> [Problem]: Once you have read the records below, restate them word for word.

> [Data section]:

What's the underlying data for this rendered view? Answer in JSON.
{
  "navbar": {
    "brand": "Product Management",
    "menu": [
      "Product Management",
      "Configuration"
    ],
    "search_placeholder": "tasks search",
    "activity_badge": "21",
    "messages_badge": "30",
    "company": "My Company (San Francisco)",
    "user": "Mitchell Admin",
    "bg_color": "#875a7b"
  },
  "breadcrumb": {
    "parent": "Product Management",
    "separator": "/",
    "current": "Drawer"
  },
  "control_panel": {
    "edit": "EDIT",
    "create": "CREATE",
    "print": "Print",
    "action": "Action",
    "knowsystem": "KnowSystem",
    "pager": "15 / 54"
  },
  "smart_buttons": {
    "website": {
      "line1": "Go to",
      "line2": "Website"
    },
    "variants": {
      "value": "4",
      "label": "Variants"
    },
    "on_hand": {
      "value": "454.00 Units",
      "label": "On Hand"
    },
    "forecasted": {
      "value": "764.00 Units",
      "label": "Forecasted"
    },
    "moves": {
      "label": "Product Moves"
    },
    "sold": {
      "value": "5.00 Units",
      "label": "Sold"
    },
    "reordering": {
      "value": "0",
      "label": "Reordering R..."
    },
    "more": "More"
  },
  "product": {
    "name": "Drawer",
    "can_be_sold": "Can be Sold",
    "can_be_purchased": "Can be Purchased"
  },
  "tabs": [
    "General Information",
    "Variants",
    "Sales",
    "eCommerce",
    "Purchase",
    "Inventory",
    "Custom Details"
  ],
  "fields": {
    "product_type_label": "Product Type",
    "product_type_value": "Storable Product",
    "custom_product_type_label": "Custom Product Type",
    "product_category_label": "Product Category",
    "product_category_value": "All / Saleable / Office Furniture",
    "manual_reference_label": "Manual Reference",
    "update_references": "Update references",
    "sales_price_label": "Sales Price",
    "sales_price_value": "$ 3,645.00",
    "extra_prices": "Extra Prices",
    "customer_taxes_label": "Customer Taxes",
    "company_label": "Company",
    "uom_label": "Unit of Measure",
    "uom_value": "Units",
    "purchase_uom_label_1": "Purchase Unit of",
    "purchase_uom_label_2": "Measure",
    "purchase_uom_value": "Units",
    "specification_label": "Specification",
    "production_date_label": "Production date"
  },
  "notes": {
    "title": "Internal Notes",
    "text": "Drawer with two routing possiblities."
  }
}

> [Answer section]:
What's the underlying data for this rendered view? Answer in JSON.
{
  "navbar": {
    "brand": "Product Management",
    "menu": [
      "Product Management",
      "Configuration"
    ],
    "search_placeholder": "tasks search",
    "activity_badge": "21",
    "messages_badge": "30",
    "company": "My Company (San Francisco)",
    "user": "Mitchell Admin",
    "bg_color": "#875a7b"
  },
  "breadcrumb": {
    "parent": "Product Management",
    "separator": "/",
    "current": "Drawer"
  },
  "control_panel": {
    "edit": "EDIT",
    "create": "CREATE",
    "print": "Print",
    "action": "Action",
    "knowsystem": "KnowSystem",
    "pager": "15 / 54"
  },
  "smart_buttons": {
    "website": {
      "line1": "Go to",
      "line2": "Website"
    },
    "variants": {
      "value": "4",
      "label": "Variants"
    },
    "on_hand": {
      "value": "454.00 Units",
      "label": "On Hand"
    },
    "forecasted": {
      "value": "764.00 Units",
      "label": "Forecasted"
    },
    "moves": {
      "label": "Product Moves"
    },
    "sold": {
      "value": "5.00 Units",
      "label": "Sold"
    },
    "reordering": {
      "value": "0",
      "label": "Reordering R..."
    },
    "more": "More"
  },
  "product": {
    "name": "Drawer",
    "can_be_sold": "Can be Sold",
    "can_be_purchased": "Can be Purchased"
  },
  "tabs": [
    "General Information",
    "Variants",
    "Sales",
    "eCommerce",
    "Purchase",
    "Inventory",
    "Custom Details"
  ],
  "fields": {
    "product_type_label": "Product Type",
    "product_type_value": "Storable Product",
    "custom_product_type_label": "Custom Product Type",
    "product_category_label": "Product Category",
    "product_category_value": "All / Saleable / Office Furniture",
    "manual_reference_label": "Manual Reference",
    "update_references": "Update references",
    "sales_price_label": "Sales Price",
    "sales_price_value": "$ 3,645.00",
    "extra_prices": "Extra Prices",
    "customer_taxes_label": "Customer Taxes",
    "company_label": "Company",
    "uom_label": "Unit of Measure",
    "uom_value": "Units",
    "purchase_uom_label_1": "Purchase Unit of",
    "purchase_uom_label_2": "Measure",
    "purchase_uom_value": "Units",
    "specification_label": "Specification",
    "production_date_label": "Production date"
  },
  "notes": {
    "title": "Internal Notes",
    "text": "Drawer with two routing possiblities."
  }
}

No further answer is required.